Mapping your savings journey
We’re halfway through the month of July, as well as the South African Savings Institute’s (SASI’s) National Savings Month campaign and I’m sure that by now most readers are well aware of any shortcomings in terms of their personal savings.
Let’s hope they decided to address these shortcomings by compiling a proper budget, decide to make monthly contributions and are now ready to move ahead.
An acquaintance of mine decided to start a business a few years ago. He rented a beautiful office in the heart of the V&A Waterfront, furnished it with modern furniture and fancy art, set up a website and contact details, and appointed a very competent secretary.
On his first day at his new office, he greeted his secretary, stepped into his office, and as he moved into position in front of his desk in his leather chair, he thought aloud, “So what will this business do?”
This is exactly the kind of behaviour I want to caution investors (old and new) against.
Stephen R. Covey said that you should “begin with the end in mind” in his book The 7 Habits of Highly Effective People.

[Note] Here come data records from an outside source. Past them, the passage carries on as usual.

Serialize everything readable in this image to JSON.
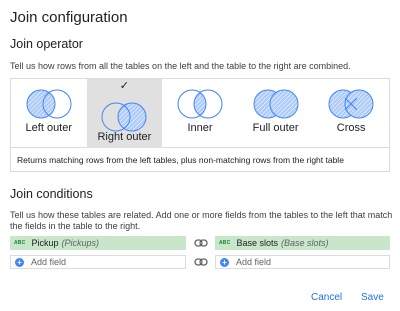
{
  "dialog": {
    "title": "Join configuration"
  },
  "operator": {
    "heading": "Join operator",
    "description": "Tell us how rows from all the tables on the left and the table to the right are combined.",
    "options": [
      {
        "label": "Left outer"
      },
      {
        "label": "Right outer"
      },
      {
        "label": "Inner"
      },
      {
        "label": "Full outer"
      },
      {
        "label": "Cross"
      }
    ],
    "selected": "Right outer",
    "note": "Returns matching rows from the left tables, plus non-matching rows from the right table"
  },
  "conditions": {
    "heading": "Join conditions",
    "description": "Tell us how these tables are related. Add one or more fields from the tables to the left that match the fields in the table to the right.",
    "left_field": {
      "type_badge": "ABC",
      "name": "Pickup",
      "source": "(Pickups)"
    },
    "right_field": {
      "type_badge": "ABC",
      "name": "Base slots",
      "source": "(Base slots)"
    },
    "add_field_label": "Add field",
    "add_field_label_right": "Add field"
  },
  "actions": {
    "cancel": "Cancel",
    "save": "Save"
  },
  "colors": {
    "accent": "#1a73e8",
    "venn_fill": "#aecbfa",
    "venn_stroke": "#4285f4",
    "field_bg": "#c8e6c9"
  }
}
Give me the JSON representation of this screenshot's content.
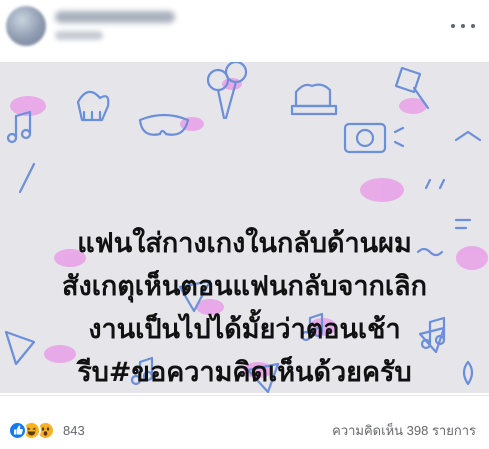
{
  "post": {
    "author_name": "",
    "meta": "",
    "more_icon": "more-horizontal-icon",
    "image": {
      "background_color": "#e5e5ea",
      "lines": [
        "แฟนใส่กางเกงในกลับด้านผม",
        "สังเกตุเห็นตอนแฟนกลับจากเลิก",
        "งานเป็นไปได้มั้ยว่าตอนเช้า",
        "รีบ#ขอความคิดเห็นด้วยครับ"
      ]
    },
    "footer": {
      "reaction_icons": [
        "like-icon",
        "haha-icon",
        "wow-icon"
      ],
      "reaction_count": "843",
      "comments_text": "ความคิดเห็น 398 รายการ"
    },
    "colors": {
      "accent_blue": "#1877f2",
      "reaction_yellow": "#f7b125",
      "meta_gray": "#65676b",
      "doodle_blue": "#6b8fd8",
      "doodle_pink": "#e9a3e8"
    }
  }
}
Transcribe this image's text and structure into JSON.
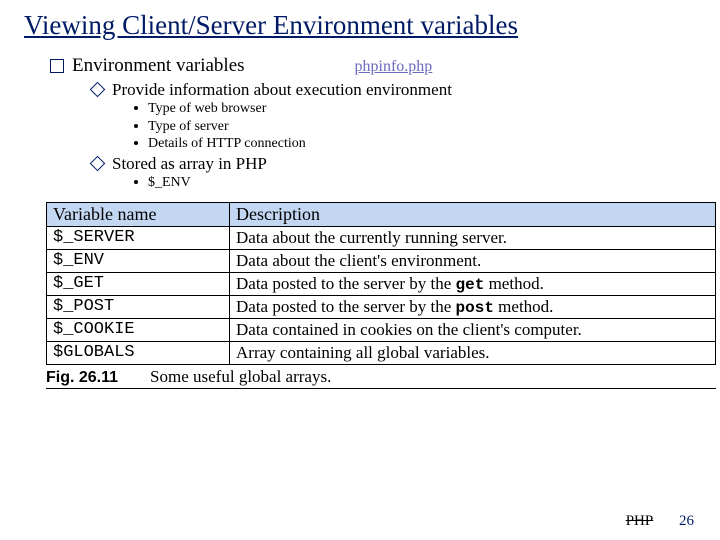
{
  "title": "Viewing Client/Server Environment variables",
  "bullet1": "Environment variables",
  "link": "phpinfo.php",
  "sub1": "Provide information about execution environment",
  "sub1a": "Type of web browser",
  "sub1b": "Type of server",
  "sub1c": "Details of HTTP connection",
  "sub2": "Stored as array in PHP",
  "sub2a": "$_ENV",
  "th1": "Variable name",
  "th2": "Description",
  "rows": [
    {
      "n": "$_SERVER",
      "d": "Data about the currently running server."
    },
    {
      "n": "$_ENV",
      "d": "Data about the client's environment."
    },
    {
      "n": "$_GET",
      "d0": "Data posted to the server by the ",
      "m": "get",
      "d1": " method."
    },
    {
      "n": "$_POST",
      "d0": "Data posted to the server by the ",
      "m": "post",
      "d1": " method."
    },
    {
      "n": "$_COOKIE",
      "d": "Data contained in cookies on the client's computer."
    },
    {
      "n": "$GLOBALS",
      "d": "Array containing all global variables."
    }
  ],
  "cap_label": "Fig. 26.11",
  "cap_text": "Some useful global arrays.",
  "footer_label": "PHP",
  "footer_num": "26"
}
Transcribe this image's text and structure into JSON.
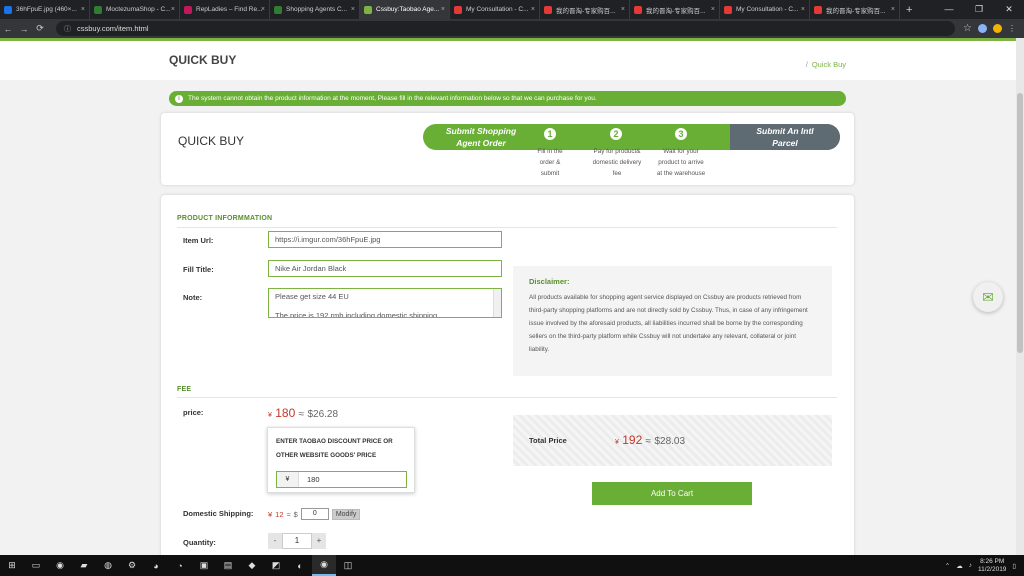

The problem with the word “save” in this context, is that everyone’s end is likely to be different. Of course, we all want to own the proverbial successful business, but what exactly will that business be doing?
The following pointers may make your savings process slightly easier:
In what time zone do you find yourself?
I’m not referring to where you find yourself on this planet, but rather your personal savings time horizon.
The person saving for an island holiday at the end of the year, and the person saving for retirement in 25 years’ time, both have saving as a goal in common, but the ways in which they will go about it will differ greatly.
The person saving for a holiday may decide to use local shares as their savings vehicle, simply because it has delivered much better returns than the other asset classes over the last 20 years.
They may also end up extremely disappointed if something happens that may influence the market negatively. Always remember that shares should be evaluated over the long term (seven years or longer).
The same goes for the person saving for retirement. Let’s suggest that this person decides to allocate all their savings to local money market investments, because local shares and listed properties haven’t been able to perform anywhere close to money market levels for the last three years.
They’ll be equally disappointed once they realises that their retirement could have been much more comfortable had they invested his 25 years’ worth of savings in a more diversified portfolio. The point is, you need to be sure about your savings time horizon.
Then you should structure your diversified savings plan accordingly.
A little bit of self-control
We have all come across that once-in-a-lifetime deal. Perhaps a new mountain bike at a never-to-be-repeated price. Just like that your savings plan turns into a spending plan.
I can start again tomorrow, right? Wrong.
Not without dire consequences. If you don’t have the self-control to see your savings plan through its full term without withdrawing capital, consider using investment vehicles that make it as difficult as possible for you to withdraw.
A vehicle is much more than the car you drive
There are many more investment vehicles available than just your savings account at the bank. Just to be 100% clear – the coffee tin full of money hidden under your bed or your piggy bank doesn’t count as one of them.
Investors looking to save for retirement should consider investing in a retirement annuity.
It’s tax-efficient, nearly impossible to withdraw from before it’s maturity date, and extremely flexible in terms of savings options.
Someone looking to save for their child’s tertiary education in 12 years’ time, can (with certain limitations in terms of how much can be invested) consider a tax-free savings plan, in which all interest, dividends and returns earned are completely tax free.
For those who don’t have the self-control not to withdraw from their investments, an endowment may be considered, which makes it more difficult (but not impossible) to withdraw funds for a fixed period.
Each of these vehicles have their own unique benefits, but they should be considered for the right reasons – and you should do your homework properly.
How much difference can an extra rand or two really make in terms of costs?
This is where you as an investor can probably exercise the most control: the fees you pay. Consult different service and product providers and compare the results.
Many investors believe that a 1% initial advice fee charged on their monthly contribution of R1 000 amounts to only R10 per month and that’s it. Do these extra fees really make such a big difference in the end? Of course they do!
Persons A and B both start saving an amount of R1 000 per month at an annual growth rate of 10% after administration costs and advisory fees.
Person A didn’t do their homework and pays a 1% initial fee on top of an annual fee of 0.5% more than Person B. On paper it’s a mere R10 more in monthly initial charges for each R1 000 invested, as well as R5 more per year in terms of advisory fees for each R1 000 invested.
After 25 years, Person B’s capital would have grown to R1 337 890, while Person A’s capital would total over R100 000 less than person B’s capital at R1 216 430, all thanks to those extra costs.
There’s a saying that goes that even a thousand-mile journey begins with the first step.
But it’s important to know where you’re going. Plan your journey, know when you want to arrive at your destination and don’t get side-tracked.